Just 200 metres down the road are large paddocks for grazing. The horses are turned out every week day, and they are very well looked after by a team of around six permanent staff and a group of volunteers. Visitors can get a tour of Vosseveld, buy refreshments or browse the small shop.
The second farm, Het Gagelgat, was inaugurated on June 23, 2012, and is a beautifully restored farm that is often used as a location for filming and photo shoots.
Of course it is the home of retired horses, but in addition there is an exhibition space, a shop with local produce, and a vegetable garden. The interactive exhibit allows visitors to experience three centuries of peasant history, and there are rooms available to hire for meetings, weddings, receptions, events, training sessions and exhibitions. There are also facilities for day care and other social projects. All proceeds, obviously, benefit the horses and ponies of De Paardenkamp.

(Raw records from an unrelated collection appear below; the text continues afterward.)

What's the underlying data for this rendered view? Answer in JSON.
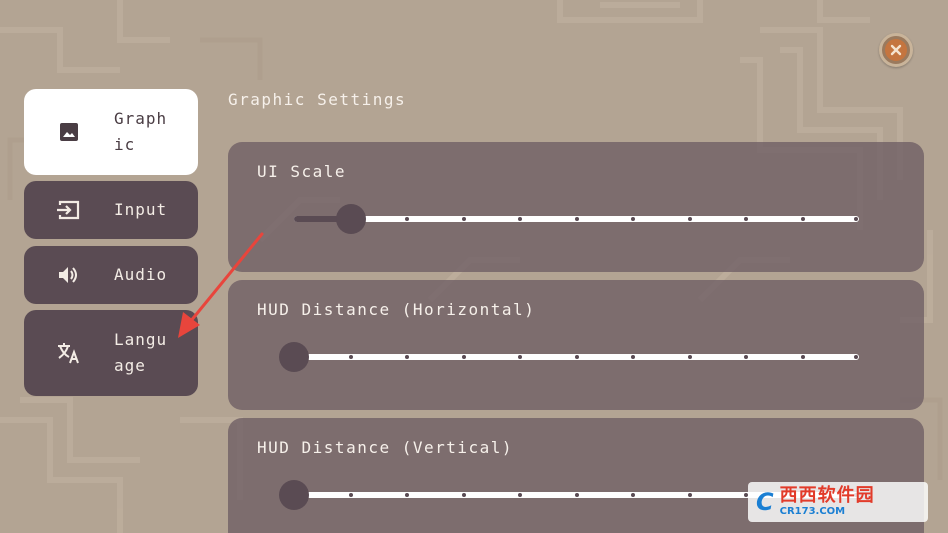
{
  "tabs": [
    {
      "label": "Graphic",
      "icon": "image-icon",
      "active": true
    },
    {
      "label": "Input",
      "icon": "input-icon",
      "active": false
    },
    {
      "label": "Audio",
      "icon": "speaker-icon",
      "active": false
    },
    {
      "label": "Language",
      "icon": "translate-icon",
      "active": false
    }
  ],
  "section_title": "Graphic Settings",
  "settings": [
    {
      "label": "UI Scale",
      "value_fraction": 0.1,
      "steps": 10
    },
    {
      "label": "HUD Distance (Horizontal)",
      "value_fraction": 0.0,
      "steps": 10
    },
    {
      "label": "HUD Distance (Vertical)",
      "value_fraction": 0.0,
      "steps": 10
    }
  ],
  "close_button": {
    "icon": "close-icon"
  },
  "annotation": {
    "icon": "red-arrow-icon",
    "color": "#e8453c"
  },
  "watermark": {
    "logo": "C",
    "text": "西西软件园",
    "url": "CR173.COM"
  },
  "colors": {
    "background": "#b3a493",
    "tab_bg": "#5a4b53",
    "tab_active_bg": "#ffffff",
    "panel_bg": "#6e5e64",
    "text": "#f3ece5"
  }
}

Finally, farm Birkhoeve has been in use by De Paardenkamp since 2004. The expansion was necessary, because the waiting list grew enormously during the 1980s. Thanks to a considerable legacy, a facility was built which includes four barns: large, spacious areas with ample straw, which each hold groups of approximately 15 horses over winter.
Keeping them in this way promotes social contact for the horses, and benefits health and well being. The bedding does not get removed for the whole winter, but clean straw is added all the time, so the footage is thick and soft for the often-arthritic horses.
- This article was first published in the April 2017 issue of NZ Horse & Pony